PROBLEM TO WORK ON: What you return should match the material below line for line, except that no image appears in it.

---+---

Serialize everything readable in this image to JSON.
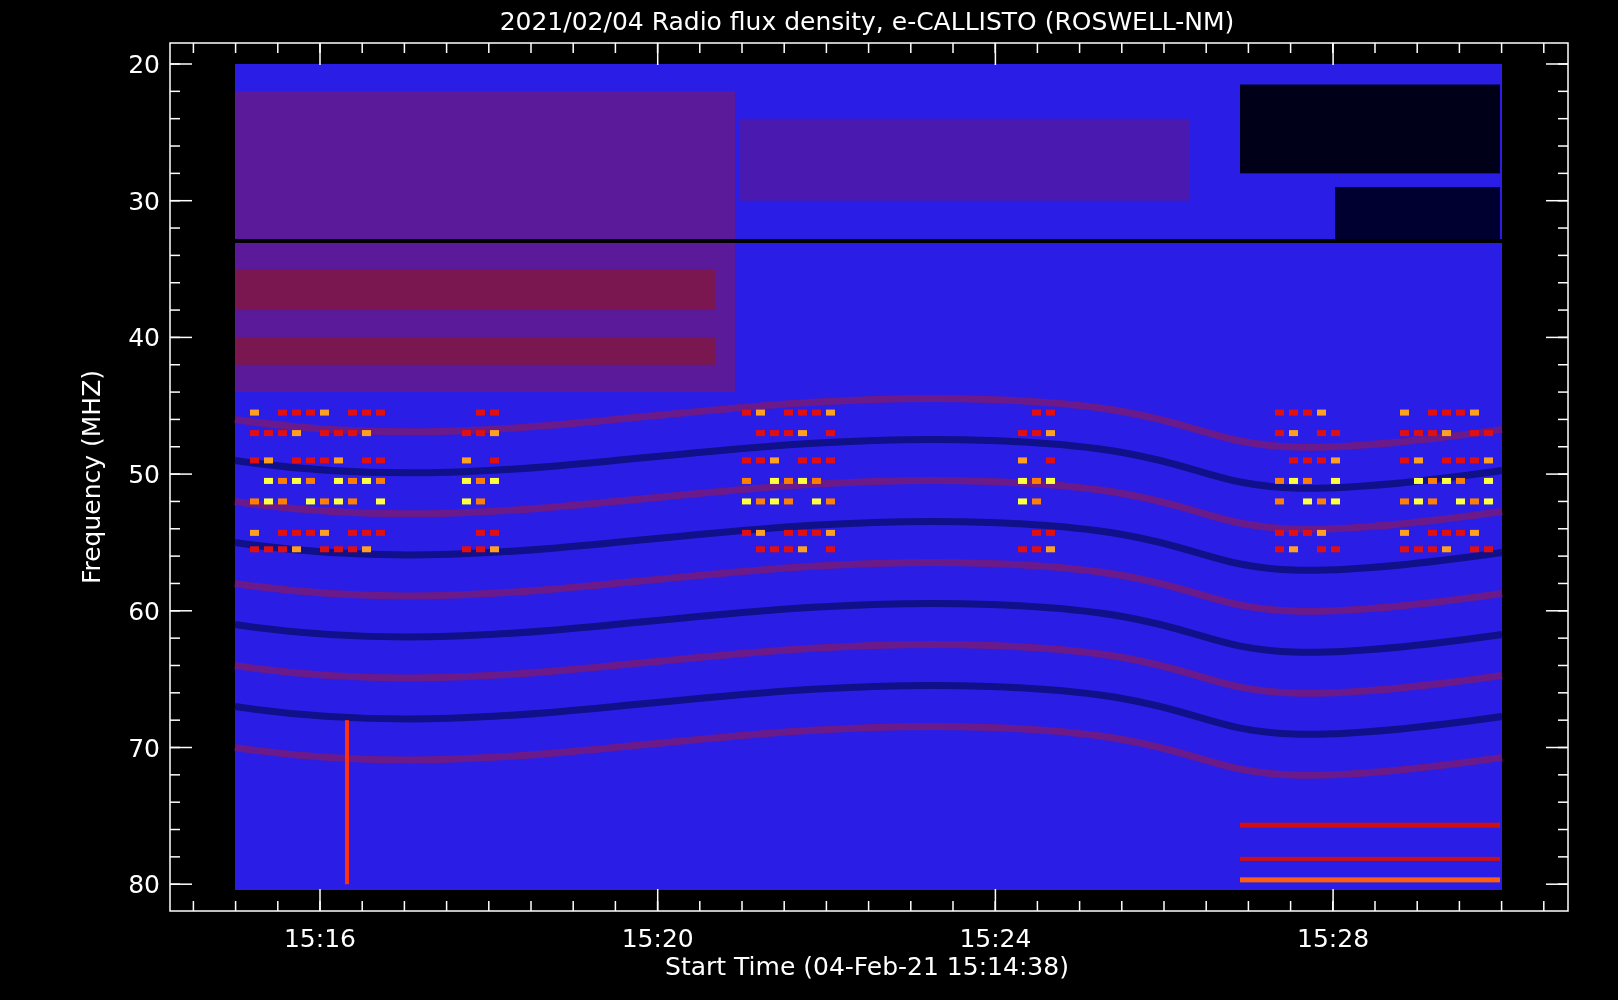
{
  "chart": {
    "title": "2021/02/04  Radio flux density, e-CALLISTO (ROSWELL-NM)",
    "ylabel": "Frequency (MHZ)",
    "xlabel": "Start Time (04-Feb-21 15:14:38)",
    "yticks": [
      "20",
      "30",
      "40",
      "50",
      "60",
      "70",
      "80"
    ],
    "xticks": [
      "15:16",
      "15:20",
      "15:24",
      "15:28"
    ]
  }
}
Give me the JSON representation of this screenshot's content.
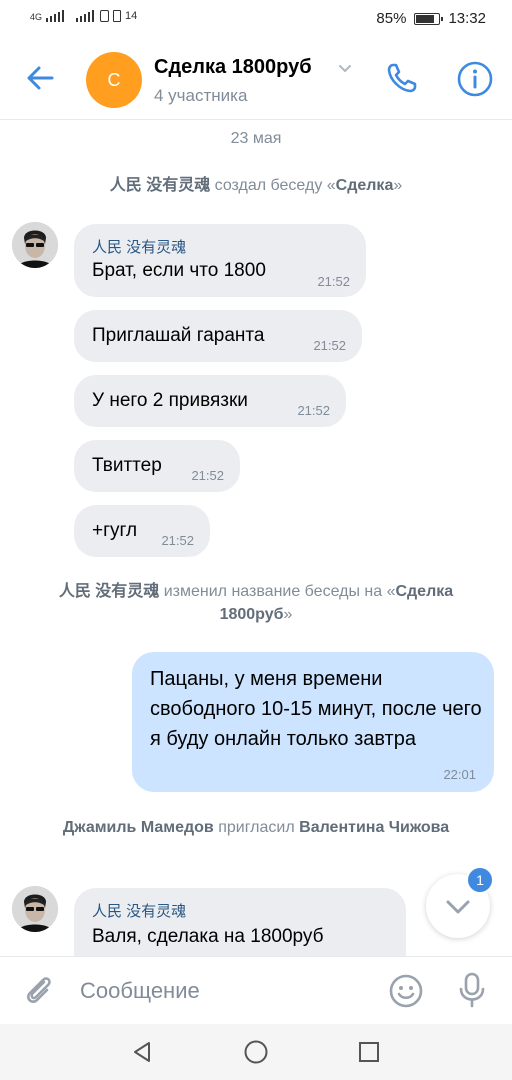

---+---

TASK RESPONSE:
Serialize everything readable in this image to JSON.
{
  "chart": {
    "title": "2021/02/04  Radio flux density, e-CALLISTO (ROSWELL-NM)",
    "ylabel": "Frequency (MHZ)",
    "xlabel": "Start Time (04-Feb-21 15:14:38)",
    "yticks": [
      "20",
      "30",
      "40",
      "50",
      "60",
      "70",
      "80"
    ],
    "xticks": [
      "15:16",
      "15:20",
      "15:24",
      "15:28"
    ]
  }
}
Give me the JSON representation of this screenshot's content.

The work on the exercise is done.